Modern healthcare has gone through countless ebbs and flows throughout the last decade, but one of the trends that’s making the most waves is the consumerization of the healthcare industry. So as a healthcare company, it’s only natural to wonder exactly what this means – and whether it matters to you and your business.
Here’s our take on this sweeping shift, and what you can do to make sure your organization rides it out successfully.
Rising Costs, Rising Engagement
It was found, over the past eight years in the U.S., that even patients with employer-provided insurance saw their out-of-pocket expenses increase by more than 50%. This is mind-boggling; consumers would have been remiss not to have taken notice. And as stated here, “Consumers, because they have more money at risk, will be increasingly engaged in their healthcare and become more price-sensitive for primary and retail healthcare services.”
In other words, consumers used to be less concerned about which healthcare company their money went toward and would often choose a provider based on a convenient location or hours. But today, since these same consumers are feeling the squeeze on their own finances, they’re sitting up and taking notice of where their money is going. This all means that the healthcare industry is being viewed through a consumerized lens like never before.

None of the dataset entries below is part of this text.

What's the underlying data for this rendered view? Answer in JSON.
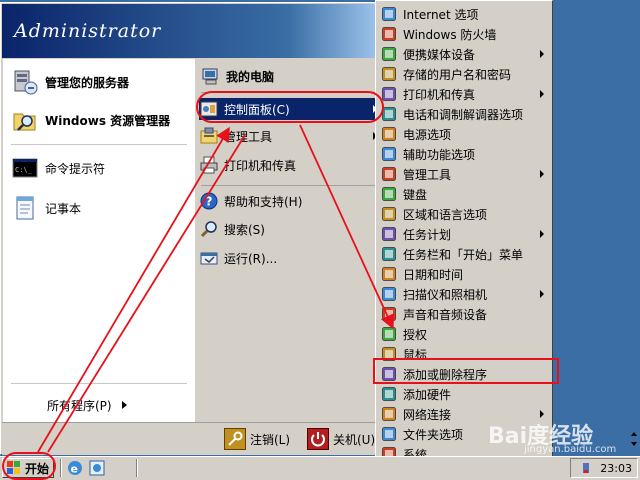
{
  "start_menu": {
    "user_name": "Administrator",
    "left_items": [
      {
        "label": "管理您的服务器",
        "icon": "server-manage-icon"
      },
      {
        "label": "Windows 资源管理器",
        "icon": "folder-magnifier-icon"
      },
      {
        "label": "命令提示符",
        "icon": "cmd-icon"
      },
      {
        "label": "记事本",
        "icon": "notepad-icon"
      }
    ],
    "all_programs_label": "所有程序(P)",
    "right_items": [
      {
        "label": "我的电脑",
        "icon": "my-computer-icon",
        "bold": true
      },
      {
        "label": "控制面板(C)",
        "icon": "control-panel-icon",
        "selected": true,
        "submenu": true
      },
      {
        "label": "管理工具",
        "icon": "admin-tools-icon",
        "submenu": true
      },
      {
        "label": "打印机和传真",
        "icon": "printer-icon"
      },
      {
        "label": "帮助和支持(H)",
        "icon": "help-icon"
      },
      {
        "label": "搜索(S)",
        "icon": "search-icon"
      },
      {
        "label": "运行(R)...",
        "icon": "run-icon"
      }
    ],
    "logoff_label": "注销(L)",
    "shutdown_label": "关机(U)"
  },
  "control_panel_submenu": {
    "items": [
      {
        "label": "Internet 选项",
        "icon": "internet-options-icon"
      },
      {
        "label": "Windows 防火墙",
        "icon": "firewall-icon"
      },
      {
        "label": "便携媒体设备",
        "icon": "portable-media-icon",
        "submenu": true
      },
      {
        "label": "存储的用户名和密码",
        "icon": "stored-credentials-icon"
      },
      {
        "label": "打印机和传真",
        "icon": "printer-icon",
        "submenu": true
      },
      {
        "label": "电话和调制解调器选项",
        "icon": "phone-modem-icon"
      },
      {
        "label": "电源选项",
        "icon": "power-options-icon"
      },
      {
        "label": "辅助功能选项",
        "icon": "accessibility-icon"
      },
      {
        "label": "管理工具",
        "icon": "admin-tools-icon",
        "submenu": true
      },
      {
        "label": "键盘",
        "icon": "keyboard-icon"
      },
      {
        "label": "区域和语言选项",
        "icon": "region-language-icon"
      },
      {
        "label": "任务计划",
        "icon": "scheduled-tasks-icon",
        "submenu": true
      },
      {
        "label": "任务栏和「开始」菜单",
        "icon": "taskbar-start-icon"
      },
      {
        "label": "日期和时间",
        "icon": "date-time-icon"
      },
      {
        "label": "扫描仪和照相机",
        "icon": "scanner-camera-icon",
        "submenu": true
      },
      {
        "label": "声音和音频设备",
        "icon": "sound-audio-icon"
      },
      {
        "label": "授权",
        "icon": "licensing-icon"
      },
      {
        "label": "鼠标",
        "icon": "mouse-icon"
      },
      {
        "label": "添加或删除程序",
        "icon": "add-remove-programs-icon"
      },
      {
        "label": "添加硬件",
        "icon": "add-hardware-icon"
      },
      {
        "label": "网络连接",
        "icon": "network-connections-icon",
        "submenu": true
      },
      {
        "label": "文件夹选项",
        "icon": "folder-options-icon"
      },
      {
        "label": "系统",
        "icon": "system-icon"
      }
    ]
  },
  "taskbar": {
    "start_label": "开始",
    "clock": "23:03"
  },
  "watermark": {
    "text": "Bai度经验",
    "sub": "jingyan.baidu.com"
  },
  "colors": {
    "desktop": "#3a6ea5",
    "selection": "#0a246a",
    "annotation_red": "#e8101a"
  }
}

What are the Points of Comparison?
Now that consumers are responsible for so many of their healthcare expenses, one of the first factors they’re evaluating is cost. Can I get my x-ray done by this vendor for half of what it would cost me to go to a different vendor? That point alone could be enough to cause someone to choose one provider over another.
In addition to cost, consumers are continuing to seek out quality, both in terms of care and overall experience. In order to do this, they now often turn to review sites like RateMDs and Vitals.com to see what kinds of experiences other patients have had with the provider they’re considering. A study even found that consumers tend to prefer (and believe) non-clinical reviews on commercial websites more than government-issued reviews on healthcare providers. And another one showed that more than 40% of consumers say they trust online reviews “completely” or “very much.” These are yet further testaments to how healthcare consumers are becoming more and more like mainstream consumers.
Steps you can Take
The biggest takeaway from all this for healthcare companies is that your business is now needing to compete in the marketplace more than (arguably) ever before. Here’s what we recommend in order to make sure you come out on the right side of any competitive evaluation:
1. Revisit your pricing.
Since cost is one of the main areas consumers are looking into, make sure your prices are still in line with industry standards. If you’re not sure, do a little market research or make some anonymous phone calls to competitors to find out how others in similar fields are charging their patients. You might find it’s necessary to reduce some of your prices, or you might find you’re actually not charging enough. Either way, it’s important to know how your costs stack up against those of your competitors since that’s something your average consumer is going to know soon (if they don’t already).
2. Dig into online research.
Next, check out all the most popular review sites for your particular segment of the healthcare industry. How are your ratings? Do you have more negative reviews than positive ones or vice versa? Are people commenting on your social channels? As an aside, if you find anything that’s inappropriate or offensive being said, you could benefit from a content moderation program (ask us more about this). After you check out all these digital channels, you should start to be able to see themes of what patients have seen as your high points and low points. This can help you get a better idea of what you need to keep and what you need to fix.
3. Reevaluate your end-to-end customer experience.
There are a lot of components that go into the overall customer experience, and one of the main ones is customer service. Data reveals that even when customers receive a referral for a specialist, 90% still conduct research on providers before scheduling with them, so that means every person they speak with from your company needs to contribute to a great experience or they may never even walk in your doors. If someone calls to find out more about one of your providers, whoever answers the phone needs to be ready to answer their questions or give them more information. Also, consider if you have multichannel customer support in place, as this can help you provide a better all-around customer experience.
As the healthcare industry continues this shift toward consumerization, your organization can continue to grow and thrive as long as you understand the reality of this new dynamic. Consumers will be doing their homework before they come to your office and will be holding you to a new (and public) level of accountability. If you’d like to learn more, or could use some help improving your customer service strategy and navigating this changing landscape, we’d love to help. Contact us anytime.